» **The task**: Give the data again word for word; drop the pictures.

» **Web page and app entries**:
*****

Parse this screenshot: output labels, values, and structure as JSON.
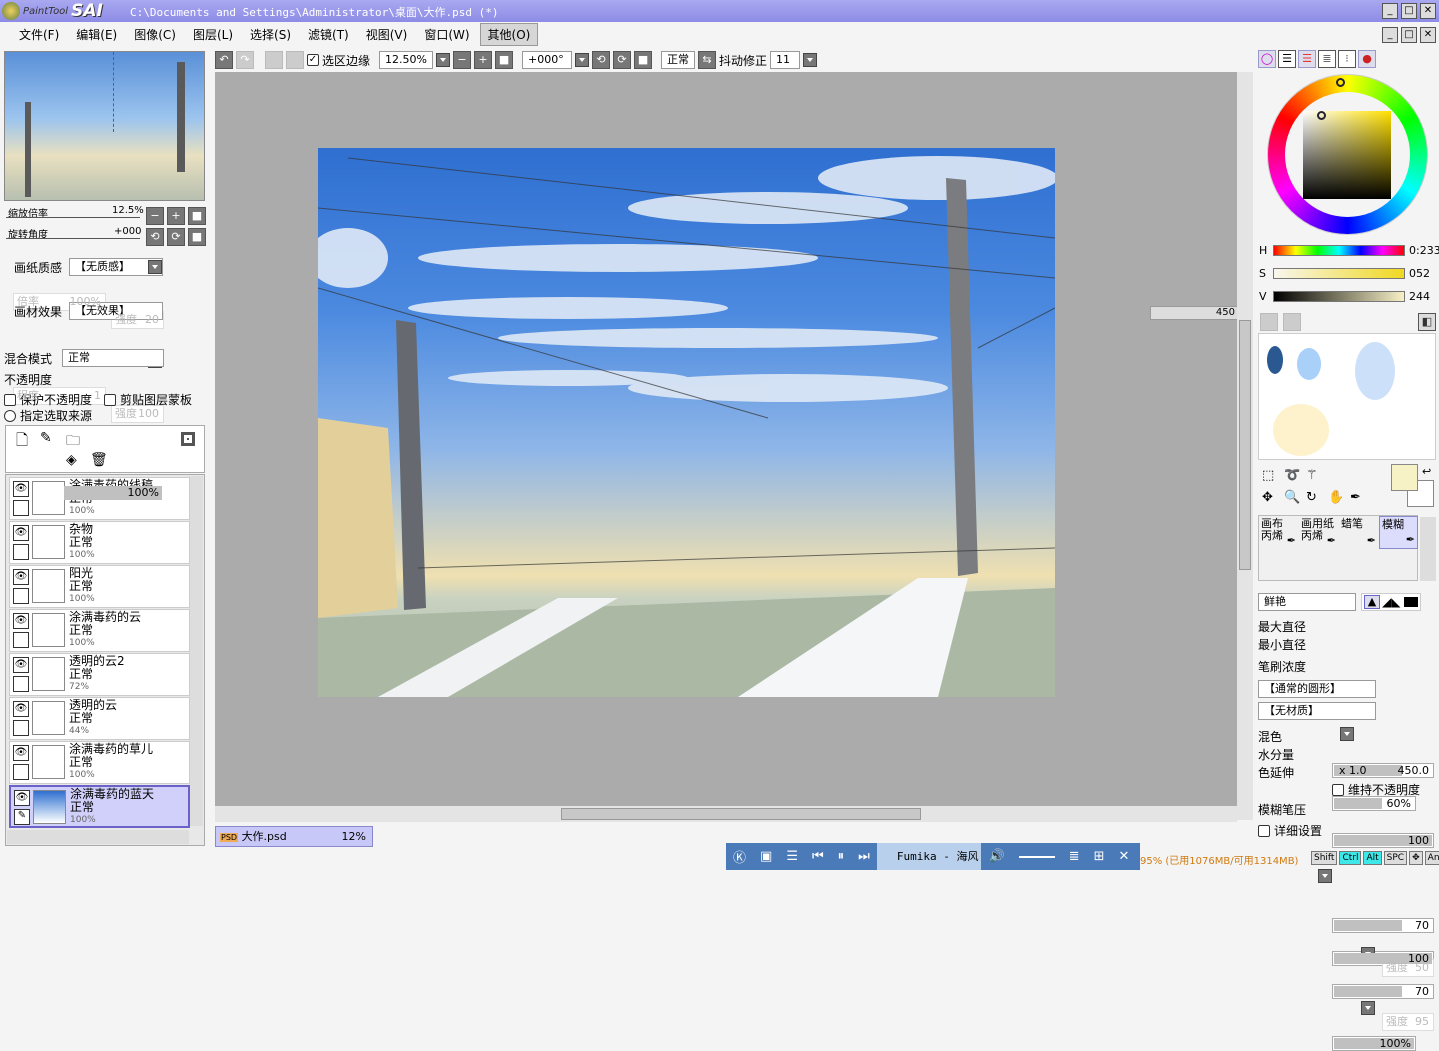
{
  "app": {
    "logo_small": "PaintTool",
    "logo_big": "SAI",
    "title": "C:\\Documents and Settings\\Administrator\\桌面\\大作.psd (*)"
  },
  "menu": [
    "文件(F)",
    "编辑(E)",
    "图像(C)",
    "图层(L)",
    "选择(S)",
    "滤镜(T)",
    "视图(V)",
    "窗口(W)",
    "其他(O)"
  ],
  "toolbar": {
    "selection_edge": "选区边缘",
    "zoom": "12.50%",
    "rotation": "+000°",
    "blend": "正常",
    "stabilizer_label": "抖动修正",
    "stabilizer": "11"
  },
  "nav": {
    "zoom_label": "缩放倍率",
    "zoom": "12.5%",
    "rotate_label": "旋转角度",
    "rotate": "+000"
  },
  "paper": {
    "texture_label": "画纸质感",
    "texture": "【无质感】",
    "scale_label": "倍率",
    "scale": "100%",
    "strength_label": "强度",
    "strength": "20",
    "effect_label": "画材效果",
    "effect": "【无效果】",
    "degree_label": "程度",
    "degree": "1",
    "strength2_label": "强度",
    "strength2": "100"
  },
  "layer_props": {
    "blend_label": "混合模式",
    "blend": "正常",
    "opacity_label": "不透明度",
    "opacity": "100%",
    "protect": "保护不透明度",
    "clip": "剪贴图层蒙板",
    "source": "指定选取来源"
  },
  "layers": [
    {
      "name": "涂满毒药的线稿",
      "mode": "正常",
      "opacity": "100%"
    },
    {
      "name": "杂物",
      "mode": "正常",
      "opacity": "100%"
    },
    {
      "name": "阳光",
      "mode": "正常",
      "opacity": "100%"
    },
    {
      "name": "涂满毒药的云",
      "mode": "正常",
      "opacity": "100%"
    },
    {
      "name": "透明的云2",
      "mode": "正常",
      "opacity": "72%"
    },
    {
      "name": "透明的云",
      "mode": "正常",
      "opacity": "44%"
    },
    {
      "name": "涂满毒药的草儿",
      "mode": "正常",
      "opacity": "100%"
    },
    {
      "name": "涂满毒药的蓝天",
      "mode": "正常",
      "opacity": "100%",
      "selected": true
    }
  ],
  "canvas": {
    "size_readout": "450"
  },
  "file_tab": {
    "name": "大作.psd",
    "zoom": "12%"
  },
  "color": {
    "h_label": "H",
    "h": "0:233",
    "s_label": "S",
    "s": "052",
    "v_label": "V",
    "v": "244",
    "swatch": "#f7f1c6"
  },
  "tools": [
    {
      "l1": "画布",
      "l2": "丙烯"
    },
    {
      "l1": "画用纸",
      "l2": "丙烯"
    },
    {
      "l1": "蜡笔",
      "l2": ""
    },
    {
      "l1": "模糊",
      "l2": ""
    }
  ],
  "brush": {
    "mode": "鲜艳",
    "max_label": "最大直径",
    "max_mult": "x 1.0",
    "max": "450.0",
    "min_label": "最小直径",
    "min": "60%",
    "density_label": "笔刷浓度",
    "density": "100",
    "shape": "【通常的圆形】",
    "shape_strength_label": "强度",
    "shape_strength": "50",
    "texture": "【无材质】",
    "texture_strength_label": "强度",
    "texture_strength": "95",
    "blend_label": "混色",
    "blend": "70",
    "water_label": "水分量",
    "water": "100",
    "stretch_label": "色延伸",
    "stretch": "70",
    "keep_opacity": "维持不透明度",
    "blur_label": "模糊笔压",
    "blur": "100%",
    "detail": "详细设置"
  },
  "status": {
    "memory": "95% (已用1076MB/可用1314MB)",
    "keys": [
      "Shift",
      "Ctrl",
      "Alt",
      "SPC",
      "✥",
      "Any",
      "✎"
    ]
  },
  "player": {
    "now_playing": "Fumika - 海风"
  }
}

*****

» **Reply to the task**:
Parse this screenshot: output labels, values, and structure as JSON.
{
  "app": {
    "logo_small": "PaintTool",
    "logo_big": "SAI",
    "title": "C:\\Documents and Settings\\Administrator\\桌面\\大作.psd (*)"
  },
  "menu": [
    "文件(F)",
    "编辑(E)",
    "图像(C)",
    "图层(L)",
    "选择(S)",
    "滤镜(T)",
    "视图(V)",
    "窗口(W)",
    "其他(O)"
  ],
  "toolbar": {
    "selection_edge": "选区边缘",
    "zoom": "12.50%",
    "rotation": "+000°",
    "blend": "正常",
    "stabilizer_label": "抖动修正",
    "stabilizer": "11"
  },
  "nav": {
    "zoom_label": "缩放倍率",
    "zoom": "12.5%",
    "rotate_label": "旋转角度",
    "rotate": "+000"
  },
  "paper": {
    "texture_label": "画纸质感",
    "texture": "【无质感】",
    "scale_label": "倍率",
    "scale": "100%",
    "strength_label": "强度",
    "strength": "20",
    "effect_label": "画材效果",
    "effect": "【无效果】",
    "degree_label": "程度",
    "degree": "1",
    "strength2_label": "强度",
    "strength2": "100"
  },
  "layer_props": {
    "blend_label": "混合模式",
    "blend": "正常",
    "opacity_label": "不透明度",
    "opacity": "100%",
    "protect": "保护不透明度",
    "clip": "剪贴图层蒙板",
    "source": "指定选取来源"
  },
  "layers": [
    {
      "name": "涂满毒药的线稿",
      "mode": "正常",
      "opacity": "100%"
    },
    {
      "name": "杂物",
      "mode": "正常",
      "opacity": "100%"
    },
    {
      "name": "阳光",
      "mode": "正常",
      "opacity": "100%"
    },
    {
      "name": "涂满毒药的云",
      "mode": "正常",
      "opacity": "100%"
    },
    {
      "name": "透明的云2",
      "mode": "正常",
      "opacity": "72%"
    },
    {
      "name": "透明的云",
      "mode": "正常",
      "opacity": "44%"
    },
    {
      "name": "涂满毒药的草儿",
      "mode": "正常",
      "opacity": "100%"
    },
    {
      "name": "涂满毒药的蓝天",
      "mode": "正常",
      "opacity": "100%",
      "selected": true
    }
  ],
  "canvas": {
    "size_readout": "450"
  },
  "file_tab": {
    "name": "大作.psd",
    "zoom": "12%"
  },
  "color": {
    "h_label": "H",
    "h": "0:233",
    "s_label": "S",
    "s": "052",
    "v_label": "V",
    "v": "244",
    "swatch": "#f7f1c6"
  },
  "tools": [
    {
      "l1": "画布",
      "l2": "丙烯"
    },
    {
      "l1": "画用纸",
      "l2": "丙烯"
    },
    {
      "l1": "蜡笔",
      "l2": ""
    },
    {
      "l1": "模糊",
      "l2": ""
    }
  ],
  "brush": {
    "mode": "鲜艳",
    "max_label": "最大直径",
    "max_mult": "x 1.0",
    "max": "450.0",
    "min_label": "最小直径",
    "min": "60%",
    "density_label": "笔刷浓度",
    "density": "100",
    "shape": "【通常的圆形】",
    "shape_strength_label": "强度",
    "shape_strength": "50",
    "texture": "【无材质】",
    "texture_strength_label": "强度",
    "texture_strength": "95",
    "blend_label": "混色",
    "blend": "70",
    "water_label": "水分量",
    "water": "100",
    "stretch_label": "色延伸",
    "stretch": "70",
    "keep_opacity": "维持不透明度",
    "blur_label": "模糊笔压",
    "blur": "100%",
    "detail": "详细设置"
  },
  "status": {
    "memory": "95% (已用1076MB/可用1314MB)",
    "keys": [
      "Shift",
      "Ctrl",
      "Alt",
      "SPC",
      "✥",
      "Any",
      "✎"
    ]
  },
  "player": {
    "now_playing": "Fumika - 海风"
  }
}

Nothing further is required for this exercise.